== Aim of the task ==
For this exercise, write each entry below out precisely and omit the pictures.

%%

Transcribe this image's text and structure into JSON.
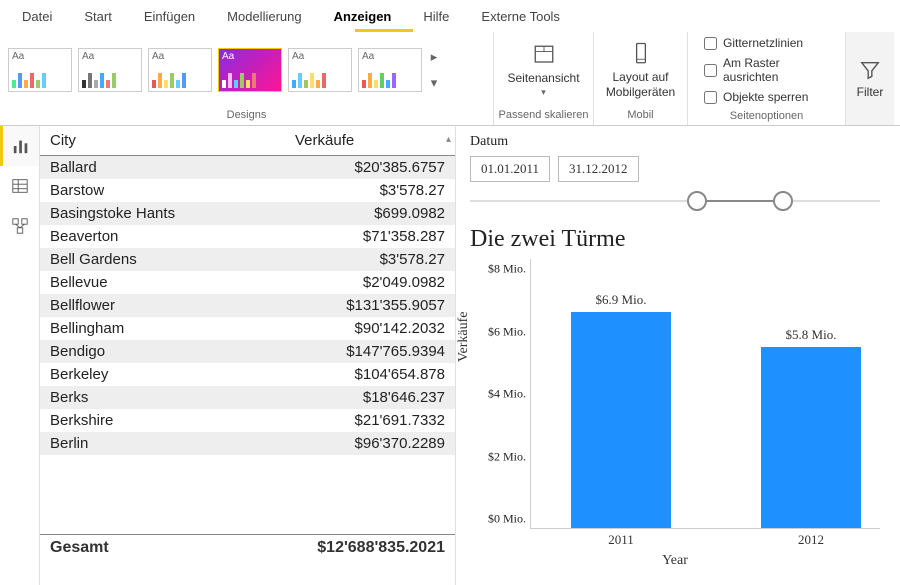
{
  "menu": {
    "items": [
      "Datei",
      "Start",
      "Einfügen",
      "Modellierung",
      "Anzeigen",
      "Hilfe",
      "Externe Tools"
    ],
    "active": 4
  },
  "ribbon": {
    "themes_label": "Designs",
    "page_view": {
      "label": "Seitenansicht",
      "group": "Passend skalieren"
    },
    "mobile": {
      "label": "Layout auf Mobilgeräten",
      "group": "Mobil"
    },
    "options": {
      "grid": "Gitternetzlinien",
      "snap": "Am Raster ausrichten",
      "lock": "Objekte sperren",
      "group": "Seitenoptionen"
    },
    "filter": "Filter"
  },
  "table": {
    "col1": "City",
    "col2": "Verkäufe",
    "rows": [
      {
        "city": "Ballard",
        "val": "$20'385.6757"
      },
      {
        "city": "Barstow",
        "val": "$3'578.27"
      },
      {
        "city": "Basingstoke Hants",
        "val": "$699.0982"
      },
      {
        "city": "Beaverton",
        "val": "$71'358.287"
      },
      {
        "city": "Bell Gardens",
        "val": "$3'578.27"
      },
      {
        "city": "Bellevue",
        "val": "$2'049.0982"
      },
      {
        "city": "Bellflower",
        "val": "$131'355.9057"
      },
      {
        "city": "Bellingham",
        "val": "$90'142.2032"
      },
      {
        "city": "Bendigo",
        "val": "$147'765.9394"
      },
      {
        "city": "Berkeley",
        "val": "$104'654.878"
      },
      {
        "city": "Berks",
        "val": "$18'646.237"
      },
      {
        "city": "Berkshire",
        "val": "$21'691.7332"
      },
      {
        "city": "Berlin",
        "val": "$96'370.2289"
      }
    ],
    "total_label": "Gesamt",
    "total_val": "$12'688'835.2021"
  },
  "slicer": {
    "label": "Datum",
    "from": "01.01.2011",
    "to": "31.12.2012"
  },
  "chart_data": {
    "type": "bar",
    "title": "Die zwei Türme",
    "xlabel": "Year",
    "ylabel": "Verkäufe",
    "categories": [
      "2011",
      "2012"
    ],
    "values": [
      6.9,
      5.8
    ],
    "value_labels": [
      "$6.9 Mio.",
      "$5.8 Mio."
    ],
    "ylim": [
      0,
      8
    ],
    "yticks": [
      "$0 Mio.",
      "$2 Mio.",
      "$4 Mio.",
      "$6 Mio.",
      "$8 Mio."
    ]
  }
}
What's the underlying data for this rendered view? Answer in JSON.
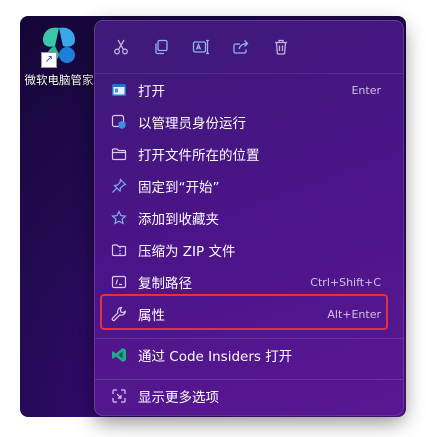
{
  "desktop": {
    "shortcut_label": "微软电脑管家",
    "shortcut_icon": "pc-manager-app-icon"
  },
  "context_menu": {
    "toolbar": [
      {
        "name": "cut",
        "icon": "scissors-icon"
      },
      {
        "name": "copy",
        "icon": "copy-icon"
      },
      {
        "name": "rename",
        "icon": "rename-icon"
      },
      {
        "name": "share",
        "icon": "share-icon"
      },
      {
        "name": "delete",
        "icon": "trash-icon"
      }
    ],
    "items": [
      {
        "label": "打开",
        "shortcut": "Enter",
        "icon": "open-app-icon"
      },
      {
        "label": "以管理员身份运行",
        "shortcut": "",
        "icon": "admin-shield-icon"
      },
      {
        "label": "打开文件所在的位置",
        "shortcut": "",
        "icon": "folder-icon"
      },
      {
        "label": "固定到“开始”",
        "shortcut": "",
        "icon": "pin-icon"
      },
      {
        "label": "添加到收藏夹",
        "shortcut": "",
        "icon": "star-icon"
      },
      {
        "label": "压缩为 ZIP 文件",
        "shortcut": "",
        "icon": "zip-folder-icon"
      },
      {
        "label": "复制路径",
        "shortcut": "Ctrl+Shift+C",
        "icon": "copy-path-icon"
      },
      {
        "label": "属性",
        "shortcut": "Alt+Enter",
        "icon": "wrench-icon"
      },
      {
        "label": "通过 Code Insiders 打开",
        "shortcut": "",
        "icon": "vscode-insiders-icon"
      },
      {
        "label": "显示更多选项",
        "shortcut": "",
        "icon": "more-options-icon"
      }
    ],
    "highlighted_item": "属性",
    "highlight_color": "#e8303a",
    "text_color": "#ffffff"
  }
}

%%

== Your solution ==
Transcribe this image's text and structure into JSON.
{
  "menu": {
    "items": [
      "Datei",
      "Start",
      "Einfügen",
      "Modellierung",
      "Anzeigen",
      "Hilfe",
      "Externe Tools"
    ],
    "active": 4
  },
  "ribbon": {
    "themes_label": "Designs",
    "page_view": {
      "label": "Seitenansicht",
      "group": "Passend skalieren"
    },
    "mobile": {
      "label": "Layout auf Mobilgeräten",
      "group": "Mobil"
    },
    "options": {
      "grid": "Gitternetzlinien",
      "snap": "Am Raster ausrichten",
      "lock": "Objekte sperren",
      "group": "Seitenoptionen"
    },
    "filter": "Filter"
  },
  "table": {
    "col1": "City",
    "col2": "Verkäufe",
    "rows": [
      {
        "city": "Ballard",
        "val": "$20'385.6757"
      },
      {
        "city": "Barstow",
        "val": "$3'578.27"
      },
      {
        "city": "Basingstoke Hants",
        "val": "$699.0982"
      },
      {
        "city": "Beaverton",
        "val": "$71'358.287"
      },
      {
        "city": "Bell Gardens",
        "val": "$3'578.27"
      },
      {
        "city": "Bellevue",
        "val": "$2'049.0982"
      },
      {
        "city": "Bellflower",
        "val": "$131'355.9057"
      },
      {
        "city": "Bellingham",
        "val": "$90'142.2032"
      },
      {
        "city": "Bendigo",
        "val": "$147'765.9394"
      },
      {
        "city": "Berkeley",
        "val": "$104'654.878"
      },
      {
        "city": "Berks",
        "val": "$18'646.237"
      },
      {
        "city": "Berkshire",
        "val": "$21'691.7332"
      },
      {
        "city": "Berlin",
        "val": "$96'370.2289"
      }
    ],
    "total_label": "Gesamt",
    "total_val": "$12'688'835.2021"
  },
  "slicer": {
    "label": "Datum",
    "from": "01.01.2011",
    "to": "31.12.2012"
  },
  "chart_data": {
    "type": "bar",
    "title": "Die zwei Türme",
    "xlabel": "Year",
    "ylabel": "Verkäufe",
    "categories": [
      "2011",
      "2012"
    ],
    "values": [
      6.9,
      5.8
    ],
    "value_labels": [
      "$6.9 Mio.",
      "$5.8 Mio."
    ],
    "ylim": [
      0,
      8
    ],
    "yticks": [
      "$0 Mio.",
      "$2 Mio.",
      "$4 Mio.",
      "$6 Mio.",
      "$8 Mio."
    ]
  }
}
What's the underlying data for this rendered view? Answer in JSON.
{
  "desktop": {
    "shortcut_label": "微软电脑管家",
    "shortcut_icon": "pc-manager-app-icon"
  },
  "context_menu": {
    "toolbar": [
      {
        "name": "cut",
        "icon": "scissors-icon"
      },
      {
        "name": "copy",
        "icon": "copy-icon"
      },
      {
        "name": "rename",
        "icon": "rename-icon"
      },
      {
        "name": "share",
        "icon": "share-icon"
      },
      {
        "name": "delete",
        "icon": "trash-icon"
      }
    ],
    "items": [
      {
        "label": "打开",
        "shortcut": "Enter",
        "icon": "open-app-icon"
      },
      {
        "label": "以管理员身份运行",
        "shortcut": "",
        "icon": "admin-shield-icon"
      },
      {
        "label": "打开文件所在的位置",
        "shortcut": "",
        "icon": "folder-icon"
      },
      {
        "label": "固定到“开始”",
        "shortcut": "",
        "icon": "pin-icon"
      },
      {
        "label": "添加到收藏夹",
        "shortcut": "",
        "icon": "star-icon"
      },
      {
        "label": "压缩为 ZIP 文件",
        "shortcut": "",
        "icon": "zip-folder-icon"
      },
      {
        "label": "复制路径",
        "shortcut": "Ctrl+Shift+C",
        "icon": "copy-path-icon"
      },
      {
        "label": "属性",
        "shortcut": "Alt+Enter",
        "icon": "wrench-icon"
      },
      {
        "label": "通过 Code Insiders 打开",
        "shortcut": "",
        "icon": "vscode-insiders-icon"
      },
      {
        "label": "显示更多选项",
        "shortcut": "",
        "icon": "more-options-icon"
      }
    ],
    "highlighted_item": "属性",
    "highlight_color": "#e8303a",
    "text_color": "#ffffff"
  }
}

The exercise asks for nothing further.